(App and web page records)
.....

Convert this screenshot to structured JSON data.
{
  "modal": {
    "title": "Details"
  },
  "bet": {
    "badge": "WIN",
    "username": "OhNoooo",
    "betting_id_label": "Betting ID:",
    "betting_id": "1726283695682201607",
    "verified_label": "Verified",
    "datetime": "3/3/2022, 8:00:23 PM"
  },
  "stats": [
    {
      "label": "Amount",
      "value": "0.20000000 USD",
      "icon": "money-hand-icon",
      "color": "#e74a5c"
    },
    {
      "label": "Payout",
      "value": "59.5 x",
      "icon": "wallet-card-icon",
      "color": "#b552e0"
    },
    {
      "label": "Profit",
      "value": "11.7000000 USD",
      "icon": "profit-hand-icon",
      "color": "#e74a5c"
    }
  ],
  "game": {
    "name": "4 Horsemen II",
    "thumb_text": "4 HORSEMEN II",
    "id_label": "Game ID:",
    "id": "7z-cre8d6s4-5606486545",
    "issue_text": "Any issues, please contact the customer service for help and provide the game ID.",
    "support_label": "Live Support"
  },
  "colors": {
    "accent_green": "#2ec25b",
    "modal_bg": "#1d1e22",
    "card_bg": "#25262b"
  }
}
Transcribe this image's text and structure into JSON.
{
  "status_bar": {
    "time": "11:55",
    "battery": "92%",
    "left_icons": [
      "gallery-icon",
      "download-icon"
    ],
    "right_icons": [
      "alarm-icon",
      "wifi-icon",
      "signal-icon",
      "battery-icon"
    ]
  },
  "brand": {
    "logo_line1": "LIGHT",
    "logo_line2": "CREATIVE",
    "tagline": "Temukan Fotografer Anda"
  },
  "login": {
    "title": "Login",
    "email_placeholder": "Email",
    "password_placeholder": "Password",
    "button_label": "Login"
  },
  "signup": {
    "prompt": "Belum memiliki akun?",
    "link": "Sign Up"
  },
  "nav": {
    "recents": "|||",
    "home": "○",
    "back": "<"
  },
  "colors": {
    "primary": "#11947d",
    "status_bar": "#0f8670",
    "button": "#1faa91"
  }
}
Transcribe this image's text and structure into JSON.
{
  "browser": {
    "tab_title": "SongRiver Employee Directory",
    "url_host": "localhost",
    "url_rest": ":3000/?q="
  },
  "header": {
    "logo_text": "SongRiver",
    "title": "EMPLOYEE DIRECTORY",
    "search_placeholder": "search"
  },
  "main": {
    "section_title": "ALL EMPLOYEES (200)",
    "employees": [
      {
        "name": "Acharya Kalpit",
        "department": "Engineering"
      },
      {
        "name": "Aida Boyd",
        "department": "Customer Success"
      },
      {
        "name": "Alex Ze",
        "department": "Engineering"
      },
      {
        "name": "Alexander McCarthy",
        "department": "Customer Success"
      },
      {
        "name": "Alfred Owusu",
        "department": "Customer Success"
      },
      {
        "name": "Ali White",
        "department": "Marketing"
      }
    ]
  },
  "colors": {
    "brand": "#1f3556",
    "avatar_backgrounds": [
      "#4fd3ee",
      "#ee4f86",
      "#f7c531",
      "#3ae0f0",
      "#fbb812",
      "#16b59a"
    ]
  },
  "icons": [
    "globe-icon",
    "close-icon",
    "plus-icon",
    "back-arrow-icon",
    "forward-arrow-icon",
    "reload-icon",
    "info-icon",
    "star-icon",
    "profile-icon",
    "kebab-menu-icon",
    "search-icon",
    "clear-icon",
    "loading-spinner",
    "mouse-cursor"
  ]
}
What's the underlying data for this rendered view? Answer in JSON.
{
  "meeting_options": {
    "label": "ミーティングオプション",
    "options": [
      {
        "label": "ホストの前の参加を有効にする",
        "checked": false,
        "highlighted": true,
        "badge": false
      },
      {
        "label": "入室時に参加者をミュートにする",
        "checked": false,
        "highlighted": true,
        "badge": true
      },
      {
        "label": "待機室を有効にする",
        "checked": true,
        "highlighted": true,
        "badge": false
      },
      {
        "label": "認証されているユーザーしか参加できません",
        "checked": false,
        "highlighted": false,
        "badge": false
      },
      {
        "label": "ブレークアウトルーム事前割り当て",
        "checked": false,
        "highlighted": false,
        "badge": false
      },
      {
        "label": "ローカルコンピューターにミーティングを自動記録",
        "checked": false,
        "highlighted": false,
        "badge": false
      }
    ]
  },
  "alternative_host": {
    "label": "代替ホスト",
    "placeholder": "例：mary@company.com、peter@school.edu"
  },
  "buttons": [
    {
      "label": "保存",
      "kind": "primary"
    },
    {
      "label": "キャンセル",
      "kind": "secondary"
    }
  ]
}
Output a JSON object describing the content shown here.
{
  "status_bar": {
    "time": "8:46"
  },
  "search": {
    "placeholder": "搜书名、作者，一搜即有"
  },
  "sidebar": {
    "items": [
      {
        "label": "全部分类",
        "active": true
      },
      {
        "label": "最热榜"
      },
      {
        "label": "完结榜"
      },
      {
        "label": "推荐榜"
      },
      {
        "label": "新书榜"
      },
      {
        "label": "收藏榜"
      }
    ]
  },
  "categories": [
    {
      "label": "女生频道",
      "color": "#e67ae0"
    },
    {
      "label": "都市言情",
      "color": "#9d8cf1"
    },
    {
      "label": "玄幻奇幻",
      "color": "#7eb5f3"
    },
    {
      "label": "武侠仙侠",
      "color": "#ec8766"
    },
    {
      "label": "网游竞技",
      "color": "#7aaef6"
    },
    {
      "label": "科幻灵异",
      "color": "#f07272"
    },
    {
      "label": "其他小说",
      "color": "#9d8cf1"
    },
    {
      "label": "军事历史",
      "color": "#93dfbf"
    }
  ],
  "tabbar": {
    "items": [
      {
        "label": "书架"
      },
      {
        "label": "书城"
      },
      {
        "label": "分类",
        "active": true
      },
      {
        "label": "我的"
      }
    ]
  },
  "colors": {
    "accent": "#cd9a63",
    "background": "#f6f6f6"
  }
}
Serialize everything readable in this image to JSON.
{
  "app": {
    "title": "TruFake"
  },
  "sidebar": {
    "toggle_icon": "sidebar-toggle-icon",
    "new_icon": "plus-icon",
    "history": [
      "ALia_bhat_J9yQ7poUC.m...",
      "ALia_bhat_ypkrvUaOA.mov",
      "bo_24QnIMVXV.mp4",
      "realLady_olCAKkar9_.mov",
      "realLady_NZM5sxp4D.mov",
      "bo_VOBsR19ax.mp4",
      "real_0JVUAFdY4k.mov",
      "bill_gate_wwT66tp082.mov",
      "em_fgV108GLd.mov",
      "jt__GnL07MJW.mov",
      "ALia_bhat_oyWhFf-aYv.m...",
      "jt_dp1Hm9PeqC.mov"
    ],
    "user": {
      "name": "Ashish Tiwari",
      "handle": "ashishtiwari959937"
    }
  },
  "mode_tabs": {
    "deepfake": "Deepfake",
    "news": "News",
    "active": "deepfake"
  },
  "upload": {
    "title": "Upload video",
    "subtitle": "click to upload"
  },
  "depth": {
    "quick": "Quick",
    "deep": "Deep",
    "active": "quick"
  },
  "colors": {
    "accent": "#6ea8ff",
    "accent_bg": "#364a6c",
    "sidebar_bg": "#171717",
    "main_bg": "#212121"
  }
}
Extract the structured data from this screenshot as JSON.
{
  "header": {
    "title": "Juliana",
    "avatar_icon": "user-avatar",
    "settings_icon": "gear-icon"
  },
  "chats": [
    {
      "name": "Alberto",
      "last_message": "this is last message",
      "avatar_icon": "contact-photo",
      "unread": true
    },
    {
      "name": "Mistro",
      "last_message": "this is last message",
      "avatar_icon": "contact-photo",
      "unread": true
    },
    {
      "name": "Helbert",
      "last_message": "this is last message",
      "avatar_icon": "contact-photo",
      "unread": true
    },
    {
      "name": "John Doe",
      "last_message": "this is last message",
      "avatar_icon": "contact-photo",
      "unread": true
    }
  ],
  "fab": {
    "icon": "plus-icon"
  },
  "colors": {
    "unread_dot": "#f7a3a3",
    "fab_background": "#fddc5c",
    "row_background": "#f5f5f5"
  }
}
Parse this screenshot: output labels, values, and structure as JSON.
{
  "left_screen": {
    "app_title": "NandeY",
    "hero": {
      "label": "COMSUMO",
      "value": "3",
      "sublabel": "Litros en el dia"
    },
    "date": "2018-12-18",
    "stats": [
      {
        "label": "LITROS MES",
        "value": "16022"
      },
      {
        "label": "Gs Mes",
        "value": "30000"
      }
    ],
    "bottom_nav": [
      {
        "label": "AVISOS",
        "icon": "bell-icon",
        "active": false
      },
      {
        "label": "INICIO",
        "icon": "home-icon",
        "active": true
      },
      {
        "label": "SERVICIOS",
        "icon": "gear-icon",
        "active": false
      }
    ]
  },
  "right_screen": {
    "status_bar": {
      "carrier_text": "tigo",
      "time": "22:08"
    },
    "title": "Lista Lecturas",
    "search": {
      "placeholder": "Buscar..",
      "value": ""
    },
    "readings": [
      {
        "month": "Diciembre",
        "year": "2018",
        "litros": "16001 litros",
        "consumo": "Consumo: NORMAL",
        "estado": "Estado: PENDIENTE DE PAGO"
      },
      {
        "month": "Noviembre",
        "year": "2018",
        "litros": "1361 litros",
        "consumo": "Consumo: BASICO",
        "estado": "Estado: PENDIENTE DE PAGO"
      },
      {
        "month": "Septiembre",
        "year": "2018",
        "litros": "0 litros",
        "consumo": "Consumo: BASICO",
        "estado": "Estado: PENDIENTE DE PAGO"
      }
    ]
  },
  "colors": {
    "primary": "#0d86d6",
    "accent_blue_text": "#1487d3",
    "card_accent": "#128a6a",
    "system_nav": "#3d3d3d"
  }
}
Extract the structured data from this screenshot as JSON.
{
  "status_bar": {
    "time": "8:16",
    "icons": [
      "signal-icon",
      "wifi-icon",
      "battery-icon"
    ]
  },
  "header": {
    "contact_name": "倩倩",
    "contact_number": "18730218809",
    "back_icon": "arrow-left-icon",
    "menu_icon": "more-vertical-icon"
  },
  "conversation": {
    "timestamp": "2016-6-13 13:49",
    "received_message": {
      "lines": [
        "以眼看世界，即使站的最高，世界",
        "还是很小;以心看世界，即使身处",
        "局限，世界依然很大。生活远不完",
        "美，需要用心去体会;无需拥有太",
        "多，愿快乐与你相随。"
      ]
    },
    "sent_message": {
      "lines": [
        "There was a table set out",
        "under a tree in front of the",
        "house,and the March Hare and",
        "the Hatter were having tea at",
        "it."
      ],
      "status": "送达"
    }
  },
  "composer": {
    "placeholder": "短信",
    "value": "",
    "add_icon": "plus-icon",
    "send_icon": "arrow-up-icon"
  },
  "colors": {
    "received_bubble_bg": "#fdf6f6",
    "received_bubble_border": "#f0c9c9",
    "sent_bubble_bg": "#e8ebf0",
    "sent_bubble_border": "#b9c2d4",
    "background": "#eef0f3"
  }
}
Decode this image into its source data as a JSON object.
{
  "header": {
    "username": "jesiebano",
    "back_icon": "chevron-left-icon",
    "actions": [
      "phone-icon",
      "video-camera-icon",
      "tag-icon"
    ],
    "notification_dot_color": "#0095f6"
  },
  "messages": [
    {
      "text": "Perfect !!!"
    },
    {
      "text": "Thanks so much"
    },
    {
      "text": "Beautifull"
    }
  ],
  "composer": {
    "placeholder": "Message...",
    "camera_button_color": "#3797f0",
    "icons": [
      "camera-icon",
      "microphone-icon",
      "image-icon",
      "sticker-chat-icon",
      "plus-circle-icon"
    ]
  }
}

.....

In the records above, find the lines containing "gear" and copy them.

OUTPUT OF THE TASK —
    "settings_icon": "gear-icon"
        "icon": "gear-icon",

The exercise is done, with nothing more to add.